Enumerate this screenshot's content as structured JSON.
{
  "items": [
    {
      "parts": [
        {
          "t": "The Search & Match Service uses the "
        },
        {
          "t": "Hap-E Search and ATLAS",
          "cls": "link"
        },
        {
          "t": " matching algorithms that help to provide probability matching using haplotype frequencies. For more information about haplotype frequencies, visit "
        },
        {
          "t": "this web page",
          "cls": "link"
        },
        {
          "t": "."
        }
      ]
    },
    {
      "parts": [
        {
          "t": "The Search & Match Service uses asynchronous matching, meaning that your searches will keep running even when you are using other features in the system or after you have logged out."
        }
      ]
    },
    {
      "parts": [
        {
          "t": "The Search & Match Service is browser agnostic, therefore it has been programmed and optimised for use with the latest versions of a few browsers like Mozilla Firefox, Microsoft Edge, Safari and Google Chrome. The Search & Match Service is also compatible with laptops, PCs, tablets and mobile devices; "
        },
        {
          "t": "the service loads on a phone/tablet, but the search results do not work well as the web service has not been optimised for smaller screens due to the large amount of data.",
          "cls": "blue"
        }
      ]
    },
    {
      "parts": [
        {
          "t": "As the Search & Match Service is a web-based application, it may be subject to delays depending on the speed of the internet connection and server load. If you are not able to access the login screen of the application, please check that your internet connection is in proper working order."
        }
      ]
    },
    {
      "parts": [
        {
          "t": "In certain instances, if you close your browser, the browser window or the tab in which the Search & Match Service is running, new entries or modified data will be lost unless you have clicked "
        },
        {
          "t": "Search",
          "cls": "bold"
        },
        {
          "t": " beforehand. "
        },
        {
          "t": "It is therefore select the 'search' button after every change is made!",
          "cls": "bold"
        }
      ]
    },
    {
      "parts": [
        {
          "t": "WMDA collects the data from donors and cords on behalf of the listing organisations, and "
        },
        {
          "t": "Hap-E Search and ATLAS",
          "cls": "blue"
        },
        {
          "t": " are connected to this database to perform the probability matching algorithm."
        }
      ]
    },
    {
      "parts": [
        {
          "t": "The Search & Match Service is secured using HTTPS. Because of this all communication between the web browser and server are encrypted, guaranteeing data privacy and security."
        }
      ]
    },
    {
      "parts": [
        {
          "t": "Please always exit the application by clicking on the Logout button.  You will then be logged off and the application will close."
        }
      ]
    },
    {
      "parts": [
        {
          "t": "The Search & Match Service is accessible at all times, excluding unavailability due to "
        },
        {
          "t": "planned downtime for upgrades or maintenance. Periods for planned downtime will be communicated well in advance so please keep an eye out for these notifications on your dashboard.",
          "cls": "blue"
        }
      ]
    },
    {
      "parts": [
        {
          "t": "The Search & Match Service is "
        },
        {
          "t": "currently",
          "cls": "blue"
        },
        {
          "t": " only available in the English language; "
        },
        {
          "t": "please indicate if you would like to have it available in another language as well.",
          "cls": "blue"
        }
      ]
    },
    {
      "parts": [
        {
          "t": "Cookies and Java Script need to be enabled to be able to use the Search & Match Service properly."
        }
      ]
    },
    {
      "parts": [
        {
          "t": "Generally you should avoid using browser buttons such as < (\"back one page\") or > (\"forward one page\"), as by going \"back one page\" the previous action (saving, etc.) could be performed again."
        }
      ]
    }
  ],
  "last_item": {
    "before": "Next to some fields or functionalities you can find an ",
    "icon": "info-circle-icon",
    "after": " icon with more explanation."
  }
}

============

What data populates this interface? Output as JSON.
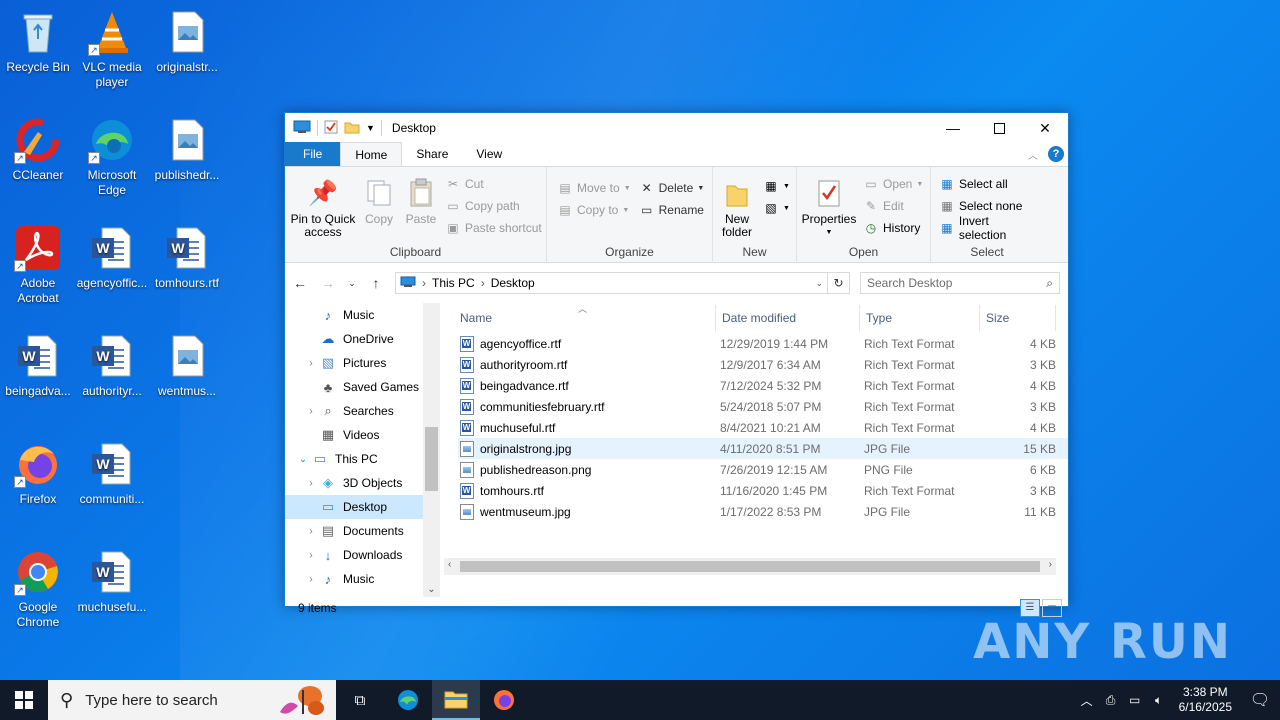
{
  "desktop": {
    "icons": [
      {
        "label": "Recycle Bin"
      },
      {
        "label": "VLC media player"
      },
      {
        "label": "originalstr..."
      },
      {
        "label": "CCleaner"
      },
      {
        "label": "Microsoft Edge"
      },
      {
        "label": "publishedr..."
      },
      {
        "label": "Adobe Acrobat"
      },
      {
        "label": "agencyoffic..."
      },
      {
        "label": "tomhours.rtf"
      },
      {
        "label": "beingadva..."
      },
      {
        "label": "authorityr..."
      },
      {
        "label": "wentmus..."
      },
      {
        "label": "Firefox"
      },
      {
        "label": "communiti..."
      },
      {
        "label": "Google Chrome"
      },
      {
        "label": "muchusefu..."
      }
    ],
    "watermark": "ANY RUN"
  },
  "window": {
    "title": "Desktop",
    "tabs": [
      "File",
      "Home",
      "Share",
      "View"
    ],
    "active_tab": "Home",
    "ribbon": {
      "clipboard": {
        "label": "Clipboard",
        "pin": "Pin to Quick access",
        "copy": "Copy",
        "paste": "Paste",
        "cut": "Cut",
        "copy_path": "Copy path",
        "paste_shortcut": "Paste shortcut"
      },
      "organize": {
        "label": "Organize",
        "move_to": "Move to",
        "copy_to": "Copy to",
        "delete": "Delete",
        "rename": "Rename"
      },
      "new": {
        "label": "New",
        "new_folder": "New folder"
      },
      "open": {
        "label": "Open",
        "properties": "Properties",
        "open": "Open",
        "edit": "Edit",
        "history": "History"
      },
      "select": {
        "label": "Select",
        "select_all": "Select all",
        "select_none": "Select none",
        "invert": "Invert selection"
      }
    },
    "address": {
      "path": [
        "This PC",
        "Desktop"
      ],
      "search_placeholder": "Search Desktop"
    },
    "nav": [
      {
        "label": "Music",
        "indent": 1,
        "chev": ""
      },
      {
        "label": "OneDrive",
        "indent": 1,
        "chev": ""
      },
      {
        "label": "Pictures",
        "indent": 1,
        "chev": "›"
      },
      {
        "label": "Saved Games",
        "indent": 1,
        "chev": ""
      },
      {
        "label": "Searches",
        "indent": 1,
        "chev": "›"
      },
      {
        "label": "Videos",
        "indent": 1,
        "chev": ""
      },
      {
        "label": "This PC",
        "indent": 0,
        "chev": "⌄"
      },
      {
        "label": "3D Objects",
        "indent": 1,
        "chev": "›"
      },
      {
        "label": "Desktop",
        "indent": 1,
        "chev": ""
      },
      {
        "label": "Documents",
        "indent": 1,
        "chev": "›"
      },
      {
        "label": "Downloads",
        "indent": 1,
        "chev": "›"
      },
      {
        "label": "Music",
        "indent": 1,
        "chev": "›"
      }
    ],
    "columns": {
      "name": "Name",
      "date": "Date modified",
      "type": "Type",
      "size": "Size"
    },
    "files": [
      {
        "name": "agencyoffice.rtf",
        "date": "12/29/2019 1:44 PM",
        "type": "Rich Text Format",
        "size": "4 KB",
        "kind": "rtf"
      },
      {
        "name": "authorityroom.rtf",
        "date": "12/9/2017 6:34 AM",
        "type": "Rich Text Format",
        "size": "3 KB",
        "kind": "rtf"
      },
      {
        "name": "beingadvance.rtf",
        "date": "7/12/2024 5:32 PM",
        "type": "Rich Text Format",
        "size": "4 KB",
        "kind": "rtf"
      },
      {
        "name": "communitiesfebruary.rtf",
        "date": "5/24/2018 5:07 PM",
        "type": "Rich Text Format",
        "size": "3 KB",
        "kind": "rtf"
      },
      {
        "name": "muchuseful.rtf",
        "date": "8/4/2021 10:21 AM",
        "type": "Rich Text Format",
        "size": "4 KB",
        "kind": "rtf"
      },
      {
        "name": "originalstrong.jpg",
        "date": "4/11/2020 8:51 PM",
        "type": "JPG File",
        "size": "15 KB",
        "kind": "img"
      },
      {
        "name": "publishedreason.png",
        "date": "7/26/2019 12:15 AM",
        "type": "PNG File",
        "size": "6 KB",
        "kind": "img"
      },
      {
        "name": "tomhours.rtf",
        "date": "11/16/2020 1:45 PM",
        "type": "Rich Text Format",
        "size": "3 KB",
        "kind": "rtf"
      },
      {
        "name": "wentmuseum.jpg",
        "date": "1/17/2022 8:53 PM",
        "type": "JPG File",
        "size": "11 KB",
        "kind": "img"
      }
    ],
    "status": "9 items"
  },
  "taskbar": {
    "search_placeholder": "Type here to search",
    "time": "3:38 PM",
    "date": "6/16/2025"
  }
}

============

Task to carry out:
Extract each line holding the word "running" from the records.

Result of the task:
          "t": "The Search & Match Service uses asynchronous matching, meaning that your searches will keep running even when you are using other features in the system or after you have logged out."
          "t": "In certain instances, if you close your browser, the browser window or the tab in which the Search & Match Service is running, new entries or modified data will be lost unless you have clicked "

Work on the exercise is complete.